Wednesday, July 24, 2013

Review: The Way Way Back

It’s been an interesting year at the theater and not necessarily in a good way.  To say that the slate has been pretty lean would be an understatement.  There have been some big blockbusters that I’ve really enjoyed (Man of Steel, Star Trek Into Darkness) and a few pleasant surprises (The Conjuring, Warm Bodies), but I had yet to find something that I thought would receive awards season recognition.  That is, until I saw The Way Way Back, a small in budget and scale, but large in scope coming-of-age story that masterfully tells a coming-of-age story set against a jumbled mass of complex relationships.

The plot of the movie focuses on Duncan (Liam James), an awkward teen who is forced to take a summer trip with his single mother (Toni Collette) and her douche bag boyfriend (Steve Carell).  Thrust into a beach community that more closely resembles a camp for 40-somethings engaging in social debauchery, Duncan befriends Owen (Sam Rockwell) - a local who works at a nearby water park, and with his help ventures outside his comfort zone to learn more about himself and about those in his life.

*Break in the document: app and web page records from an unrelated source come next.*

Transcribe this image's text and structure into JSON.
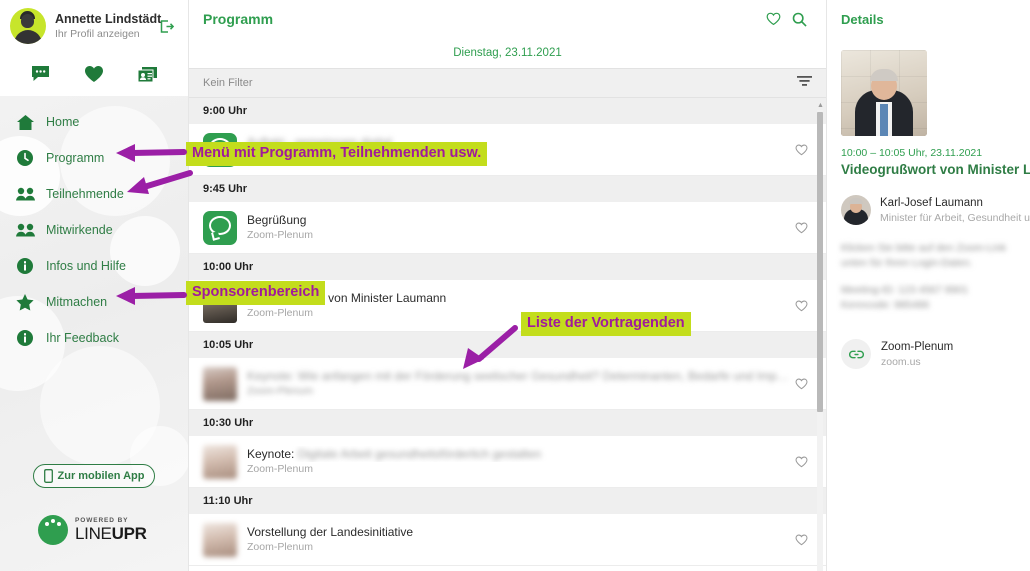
{
  "sidebar": {
    "profile": {
      "name": "Annette Lindstädt",
      "subtitle": "Ihr Profil anzeigen",
      "logout_icon": "logout-icon"
    },
    "quick_icons": [
      {
        "name": "chat-icon"
      },
      {
        "name": "heart-icon"
      },
      {
        "name": "contacts-icon"
      }
    ],
    "items": [
      {
        "label": "Home",
        "icon": "home-icon"
      },
      {
        "label": "Programm",
        "icon": "clock-icon"
      },
      {
        "label": "Teilnehmende",
        "icon": "people-icon"
      },
      {
        "label": "Mitwirkende",
        "icon": "people-icon"
      },
      {
        "label": "Infos und Hilfe",
        "icon": "info-icon"
      },
      {
        "label": "Mitmachen",
        "icon": "star-icon"
      },
      {
        "label": "Ihr Feedback",
        "icon": "info-icon"
      }
    ],
    "mobile_app_button": "Zur mobilen App",
    "brand": {
      "powered_by": "POWERED BY",
      "name_light": "LINE",
      "name_bold": "UPR"
    }
  },
  "main": {
    "title": "Programm",
    "header_icons": [
      {
        "name": "favorites-heart-icon"
      },
      {
        "name": "search-icon"
      }
    ],
    "date": "Dienstag, 23.11.2021",
    "filter": {
      "text": "Kein Filter",
      "icon": "filter-icon"
    },
    "groups": [
      {
        "time": "9:00 Uhr",
        "sessions": [
          {
            "title": "Auftakt - gemeinsam digital",
            "subtitle": "Zoom-Plenum",
            "thumb": "green-bubble",
            "redacted": true
          }
        ]
      },
      {
        "time": "9:45 Uhr",
        "sessions": [
          {
            "title": "Begrüßung",
            "subtitle": "Zoom-Plenum",
            "thumb": "green-bubble",
            "redacted": false
          }
        ]
      },
      {
        "time": "10:00 Uhr",
        "sessions": [
          {
            "title": "Videogrußwort von Minister Laumann",
            "subtitle": "Zoom-Plenum",
            "thumb": "laumann-photo",
            "redacted": false
          }
        ]
      },
      {
        "time": "10:05 Uhr",
        "sessions": [
          {
            "title": "Keynote: Wie anfangen mit der Förderung seelischer Gesundheit? Determinanten, Bedarfe und Implementierung .",
            "subtitle": "Zoom-Plenum",
            "thumb": "person-photo",
            "redacted": true
          }
        ]
      },
      {
        "time": "10:30 Uhr",
        "sessions": [
          {
            "title": "Keynote:",
            "title_redacted": "Digitale Arbeit gesundheitsförderlich gestalten",
            "subtitle": "Zoom-Plenum",
            "thumb": "person-photo-2",
            "redacted": false
          }
        ]
      },
      {
        "time": "11:10 Uhr",
        "sessions": [
          {
            "title": "Vorstellung der Landesinitiative",
            "subtitle": "Zoom-Plenum",
            "thumb": "person-photo-2",
            "redacted": false
          }
        ]
      }
    ]
  },
  "details": {
    "header": "Details",
    "time": "10:00 – 10:05 Uhr, 23.11.2021",
    "title": "Videogrußwort von Minister Lau",
    "speaker": {
      "name": "Karl-Josef Laumann",
      "role": "Minister für Arbeit, Gesundheit und S"
    },
    "body_paragraphs": [
      "Klicken Sie bitte auf den Zoom-Link unten für Ihren Login-Daten.",
      "Meeting-ID: 123 4567 8901  Kenncode: 985486"
    ],
    "link": {
      "name": "Zoom-Plenum",
      "url": "zoom.us",
      "icon": "link-icon"
    }
  },
  "annotations": [
    {
      "id": "menu",
      "text": "Menü mit Programm, Teilnehmenden usw."
    },
    {
      "id": "sponsoren",
      "text": "Sponsorenbereich"
    },
    {
      "id": "vortragende",
      "text": "Liste der Vortragenden"
    }
  ],
  "colors": {
    "green": "#2f9e4f",
    "green_dark": "#2f7d45",
    "annotation_bg": "#c3dd1c",
    "annotation_fg": "#a01a9c",
    "avatar_bg": "#c7e52b"
  }
}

Any discussion of this film must begin and end with Sam Rockwell.  He is that good in this movie.  In a lot of ways, his performance is set up by the dour oppressive atmosphere established by James’ timid and awkward Duncan and Steve Carell’s spot on portrayal of a man who can best be described as miserable and selfish.  The strength of those two performances allows Rockwell to absolutely deliver as the sarcastic but affable manager of the Water Wizz.  Every moment that he is onscreen feels like a breath of fresh air and the snappy delivery with which he speaks his comedic lines picks up the pace of the film immediately.  The contrast between his character and Carell’s is one of the key elements that makes this movie really pop.

Still, the success of this movie ultimately rests on the shoulders of one of the youngest cast members - Liam James.  I have no idea what kind of actor James is, as I’ve never seen him in anything else, but he marvelously captures the intense timidity and suffocating awkwardness of Duncan.  His character is a most sympathetic figure that puts himself in cringe-inducing moments and it’s this quality that draws you in emotionally and makes the payoff feel so cathartic. 

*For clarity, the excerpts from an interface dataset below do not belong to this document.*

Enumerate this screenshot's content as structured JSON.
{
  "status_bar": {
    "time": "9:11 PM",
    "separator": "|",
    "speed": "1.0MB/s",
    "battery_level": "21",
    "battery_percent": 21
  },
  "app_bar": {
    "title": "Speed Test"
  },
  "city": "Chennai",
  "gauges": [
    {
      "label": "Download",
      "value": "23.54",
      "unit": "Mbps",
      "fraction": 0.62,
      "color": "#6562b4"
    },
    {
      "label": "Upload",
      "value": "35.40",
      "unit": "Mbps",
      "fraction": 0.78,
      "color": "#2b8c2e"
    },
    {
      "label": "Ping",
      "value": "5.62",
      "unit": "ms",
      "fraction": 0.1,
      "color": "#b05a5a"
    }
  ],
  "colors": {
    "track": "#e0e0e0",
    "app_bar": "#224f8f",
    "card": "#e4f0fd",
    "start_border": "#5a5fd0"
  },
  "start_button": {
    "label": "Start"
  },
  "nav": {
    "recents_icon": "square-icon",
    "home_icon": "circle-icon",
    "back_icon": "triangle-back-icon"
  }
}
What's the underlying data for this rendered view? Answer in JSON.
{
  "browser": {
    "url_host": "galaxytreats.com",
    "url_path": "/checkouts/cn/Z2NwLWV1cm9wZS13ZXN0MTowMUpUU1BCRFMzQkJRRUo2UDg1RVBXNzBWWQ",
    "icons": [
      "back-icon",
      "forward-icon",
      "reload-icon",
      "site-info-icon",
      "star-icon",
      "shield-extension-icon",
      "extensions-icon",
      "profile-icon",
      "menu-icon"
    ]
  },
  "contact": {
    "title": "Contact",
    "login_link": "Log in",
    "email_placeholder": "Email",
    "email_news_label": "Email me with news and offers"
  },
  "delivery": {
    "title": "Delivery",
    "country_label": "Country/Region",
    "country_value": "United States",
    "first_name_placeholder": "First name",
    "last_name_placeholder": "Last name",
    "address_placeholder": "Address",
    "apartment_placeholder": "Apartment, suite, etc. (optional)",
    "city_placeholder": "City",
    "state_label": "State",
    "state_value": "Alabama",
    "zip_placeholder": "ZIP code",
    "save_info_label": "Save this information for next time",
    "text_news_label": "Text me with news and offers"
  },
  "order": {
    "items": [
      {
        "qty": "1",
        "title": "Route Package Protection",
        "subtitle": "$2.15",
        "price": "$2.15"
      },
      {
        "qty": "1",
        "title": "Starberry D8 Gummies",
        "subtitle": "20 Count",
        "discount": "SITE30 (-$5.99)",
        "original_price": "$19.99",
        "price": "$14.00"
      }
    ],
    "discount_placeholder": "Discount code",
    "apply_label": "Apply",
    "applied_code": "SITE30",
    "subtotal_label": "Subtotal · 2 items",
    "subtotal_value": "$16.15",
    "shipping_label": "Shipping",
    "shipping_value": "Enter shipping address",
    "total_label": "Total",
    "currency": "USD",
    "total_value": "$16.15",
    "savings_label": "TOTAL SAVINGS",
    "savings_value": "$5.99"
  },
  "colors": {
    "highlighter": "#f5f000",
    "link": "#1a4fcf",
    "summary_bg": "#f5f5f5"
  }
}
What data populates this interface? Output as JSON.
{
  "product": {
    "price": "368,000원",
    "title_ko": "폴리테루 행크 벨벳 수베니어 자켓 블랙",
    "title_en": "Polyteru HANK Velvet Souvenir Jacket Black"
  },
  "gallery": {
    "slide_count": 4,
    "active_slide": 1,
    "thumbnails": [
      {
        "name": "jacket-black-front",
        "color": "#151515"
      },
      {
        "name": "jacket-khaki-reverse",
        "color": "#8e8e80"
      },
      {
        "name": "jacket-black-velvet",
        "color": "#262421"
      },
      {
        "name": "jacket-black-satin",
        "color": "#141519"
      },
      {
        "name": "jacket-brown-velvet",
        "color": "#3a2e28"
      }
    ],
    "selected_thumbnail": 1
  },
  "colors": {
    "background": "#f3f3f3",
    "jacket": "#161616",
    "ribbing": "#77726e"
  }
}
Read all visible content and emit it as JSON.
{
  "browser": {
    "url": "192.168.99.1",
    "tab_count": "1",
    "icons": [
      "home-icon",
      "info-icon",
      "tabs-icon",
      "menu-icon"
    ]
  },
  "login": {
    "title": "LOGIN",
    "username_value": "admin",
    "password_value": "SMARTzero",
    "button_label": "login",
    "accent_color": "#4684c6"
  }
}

Toni Collette plays off of this character well as Duncan’s mother Pam.  Collette plays a good-natured but damaged single mother – a role that she is quite familiar with and quite adept at playing.  She’s both maddening and endearing, adding a significant layer to this coming-of-age narrative.  The other woman in Duncan’s life, AnnaSophia Robb (as love interest Susana) also shows well in this film, because her character acts as a great contrast to James’ as one who is dynamic, outgoing, and expressive.

As for the rest of the cast, the work is truly top solid from top to bottom.  The crew at the Water Wizz led by Maya Rudolph and Nat Faxon represent the heart of the film and their scenes represent some of the most joyous in the film.  The group of adults that revolve around Carell’s Trent – including Rob Corddry, Amanda Peet, and Allison Janney – while not as impressive as Rudolph and Faxon, do a nice job of portraying manic, morally decayed, forty-somethings lost in a sea of their respective mid-life crises.  And in doing so, they close the loop on the recurring theme of contrasts that permeates this film.

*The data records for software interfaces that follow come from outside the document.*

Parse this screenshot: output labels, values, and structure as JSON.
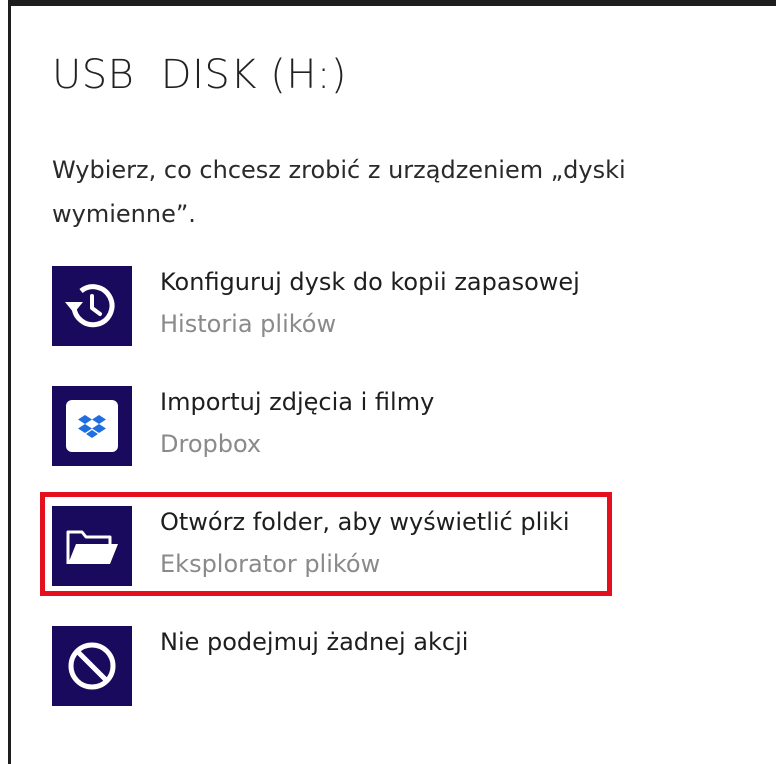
{
  "dialog": {
    "title": "USB  DISK (H:)",
    "description": "Wybierz, co chcesz zrobić z urządzeniem „dyski wymienne”."
  },
  "options": [
    {
      "label": "Konfiguruj dysk do kopii zapasowej",
      "sublabel": "Historia plików",
      "icon": "history-clock-icon"
    },
    {
      "label": "Importuj zdjęcia i filmy",
      "sublabel": "Dropbox",
      "icon": "dropbox-icon"
    },
    {
      "label": "Otwórz folder, aby wyświetlić pliki",
      "sublabel": "Eksplorator plików",
      "icon": "folder-open-icon",
      "highlighted": true
    },
    {
      "label": "Nie podejmuj żadnej akcji",
      "sublabel": "",
      "icon": "no-action-icon"
    }
  ],
  "colors": {
    "tile_background": "#1a0a5e",
    "highlight_border": "#e4101e",
    "dropbox_blue": "#1f6fe0",
    "sublabel_gray": "#8a8a8a"
  }
}
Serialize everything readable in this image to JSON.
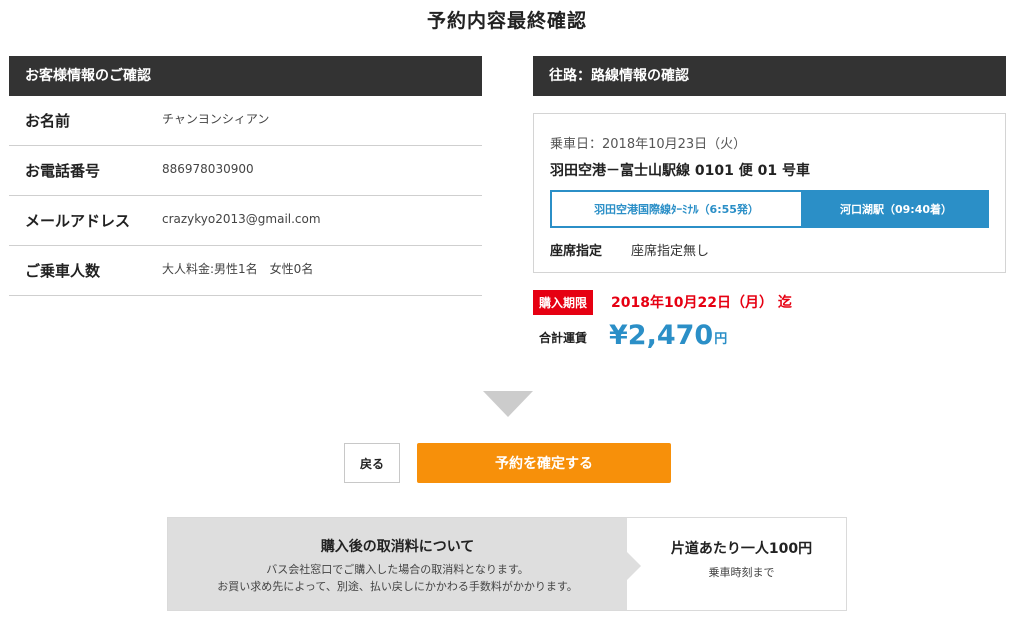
{
  "page": {
    "title": "予約内容最終確認"
  },
  "customer": {
    "header": "お客様情報のご確認",
    "rows": [
      {
        "label": "お名前",
        "value": "チャンヨンシィアン"
      },
      {
        "label": "お電話番号",
        "value": "886978030900"
      },
      {
        "label": "メールアドレス",
        "value": "crazykyo2013@gmail.com"
      },
      {
        "label": "ご乗車人数",
        "value": "大人料金:男性1名　女性0名"
      }
    ]
  },
  "route": {
    "header": "往路：路線情報の確認",
    "board_date": "乗車日：2018年10月23日（火）",
    "route_name": "羽田空港－富士山駅線 0101 便 01 号車",
    "from": "羽田空港国際線ﾀｰﾐﾅﾙ（6:55発）",
    "to": "河口湖駅（09:40着）",
    "seat_label": "座席指定",
    "seat_value": "座席指定無し"
  },
  "purchase": {
    "deadline_badge": "購入期限",
    "deadline_date": "2018年10月22日（月） 迄",
    "fare_label": "合計運賃",
    "fare_amount": "¥2,470",
    "fare_unit": "円"
  },
  "actions": {
    "back_label": "戻る",
    "confirm_label": "予約を確定する"
  },
  "cancellation": {
    "title": "購入後の取消料について",
    "desc_line1": "バス会社窓口でご購入した場合の取消料となります。",
    "desc_line2": "お買い求め先によって、別途、払い戻しにかかわる手数料がかかります。",
    "fee": "片道あたり一人100円",
    "note": "乗車時刻まで"
  },
  "colors": {
    "header_bg": "#333333",
    "accent_blue": "#2b8fc7",
    "deadline_red": "#e60012",
    "confirm_orange": "#f7900a"
  }
}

With the way this film is treated and the quality of the finished product, it comes as no surprise that writer and director are one in the same.  Nat Faxon and Jim Rash collectively wear both hats and it’s immediately evident that the creative team is invested in this intensely personal narrative that addresses universal themes.  Any film that gets you to care about its characters tends to be a good one.  While any film that gets you to not only care but also to relate to the characters almost always is a great one.  The Way Way Back is definitely closer to the latter bucket.

In a sea of movies loaded with big explosions, wild gunplay, and fisticuffs, The Way Way Back is that rare summer movie that feels intimate, authentic, and personal.  The nature of the film suggests that it does not need to be seen on the big screen, but it is a very good movie that deserves to be seen in a big-feel setting.  Good for a date night or just hanging with friend, I would highly recommend this movie to one and all; even those whose taste skew towards pure action.  There is a little something for everyone in this movie and will leave you feeling like you got your money’s worth.  Without a doubt, The Way Way Back is one of my favorite movies of the year.

Standout Performance:  Sam Rockwell - by a landslide.


Post a Comment